For those of us who have primary infertility PI, SI might be difficult for us to take seriously and perhaps we’re not the best people to provide an objective opinion on the matter, but these women still go through the same devastation as we do; the monthly disappointments, the questioning from others about when they’re going to have another child, the intrusive tests and feelings of failure and guilt. So, in a way, perhaps those with PI are in the bestposition to sympathise although there’s obviously the glaring difference in the fact that they already have a child and have become a mother.
I’ve always been intrigued as to why couples would go through the turmoil of year after year of trying to conceive a second or third child and even resort to IVF in an attempt to get one when they had already become parents. I did fall into the camp of “just be happy with what you’ve got” until my friend Amanda was thrust into this situation.

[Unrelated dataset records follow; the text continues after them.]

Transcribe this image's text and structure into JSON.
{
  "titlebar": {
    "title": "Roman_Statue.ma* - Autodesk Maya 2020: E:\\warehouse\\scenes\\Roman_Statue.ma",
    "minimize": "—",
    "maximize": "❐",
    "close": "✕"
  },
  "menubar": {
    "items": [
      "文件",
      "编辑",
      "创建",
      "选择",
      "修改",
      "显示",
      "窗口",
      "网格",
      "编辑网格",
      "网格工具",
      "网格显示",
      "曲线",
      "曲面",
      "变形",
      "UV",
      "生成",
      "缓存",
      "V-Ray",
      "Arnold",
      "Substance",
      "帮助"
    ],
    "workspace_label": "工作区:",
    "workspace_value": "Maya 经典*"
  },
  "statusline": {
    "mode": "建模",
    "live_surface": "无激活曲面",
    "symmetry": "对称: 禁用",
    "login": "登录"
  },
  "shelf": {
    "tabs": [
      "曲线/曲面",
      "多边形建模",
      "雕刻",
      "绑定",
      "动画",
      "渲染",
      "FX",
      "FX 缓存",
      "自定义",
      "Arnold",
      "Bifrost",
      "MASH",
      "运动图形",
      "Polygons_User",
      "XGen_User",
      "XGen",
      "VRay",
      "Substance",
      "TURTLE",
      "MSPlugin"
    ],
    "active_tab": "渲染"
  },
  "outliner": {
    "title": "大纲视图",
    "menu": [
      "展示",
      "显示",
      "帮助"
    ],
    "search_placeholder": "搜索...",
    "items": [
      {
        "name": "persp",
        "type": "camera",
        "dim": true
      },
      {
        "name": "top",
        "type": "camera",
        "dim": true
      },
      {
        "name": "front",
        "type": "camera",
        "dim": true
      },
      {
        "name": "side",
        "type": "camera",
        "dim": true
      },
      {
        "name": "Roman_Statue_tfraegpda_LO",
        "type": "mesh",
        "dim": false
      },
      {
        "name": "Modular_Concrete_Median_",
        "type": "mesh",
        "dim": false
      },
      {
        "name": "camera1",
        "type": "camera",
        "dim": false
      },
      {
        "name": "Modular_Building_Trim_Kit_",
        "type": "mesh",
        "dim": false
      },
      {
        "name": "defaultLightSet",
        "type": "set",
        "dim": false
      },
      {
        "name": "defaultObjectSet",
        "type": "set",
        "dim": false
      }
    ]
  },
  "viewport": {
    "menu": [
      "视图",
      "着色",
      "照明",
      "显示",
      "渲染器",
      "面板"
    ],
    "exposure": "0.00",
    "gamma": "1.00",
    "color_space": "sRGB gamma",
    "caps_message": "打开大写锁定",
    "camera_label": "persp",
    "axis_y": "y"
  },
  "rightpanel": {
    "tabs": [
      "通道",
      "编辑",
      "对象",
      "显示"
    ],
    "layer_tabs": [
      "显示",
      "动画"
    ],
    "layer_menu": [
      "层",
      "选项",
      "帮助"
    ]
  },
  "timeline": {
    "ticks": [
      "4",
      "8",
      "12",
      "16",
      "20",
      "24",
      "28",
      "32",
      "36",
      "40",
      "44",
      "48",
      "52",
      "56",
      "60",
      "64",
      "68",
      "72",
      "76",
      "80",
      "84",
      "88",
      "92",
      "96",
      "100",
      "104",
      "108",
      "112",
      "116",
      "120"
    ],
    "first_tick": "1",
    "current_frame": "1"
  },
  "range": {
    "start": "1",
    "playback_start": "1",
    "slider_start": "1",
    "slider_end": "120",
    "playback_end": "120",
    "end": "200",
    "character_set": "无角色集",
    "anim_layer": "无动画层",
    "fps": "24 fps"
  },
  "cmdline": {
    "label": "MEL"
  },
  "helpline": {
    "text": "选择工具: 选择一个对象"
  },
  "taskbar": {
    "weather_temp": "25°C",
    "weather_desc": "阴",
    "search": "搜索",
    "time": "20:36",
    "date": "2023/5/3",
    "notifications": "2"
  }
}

Amanda knew that we were struggling to conceive and so found it hard to admit to me that she was having problems herself trying to conceive a second child. She told me there was a sense of guilt there that she too felt she should be able to be happy with the child she had but she was desperate to provide a sibling for him. I got the impression the desperation was more to do with not wanting her child to grow up on his own as opposed to her own need to have another baby. She and her partner tried a couple of rounds of IVF which failed but she still persisted, trying other natural routes to improve her chances and when her baby girl did finally arrive, she was more elated than I’d ever seen a pregnant woman be!
And I understood at that point. My friend wasn’t being greedy, she had every right to crave another child and provide a sibling for her first child. It’s obviously not everyone’s desire; some women are happy not to have kids, some are perfectly happy with one and some won’t be happy until they have 4 or 5 but it’s not down to us to judge what’s acceptable for one couple over another. There shouldn’t be discrimination or silencing of women who are going through SI, but an acceptance that infertility is devastating no matter what your circumstance and as a society we should be supportive of everyone going through it, whether they have children or not.
Has this topic resonated with you this week? Are you suffering with secondary infertility in silence? Wherever you are on your fertility journey, I’d love to hear from you.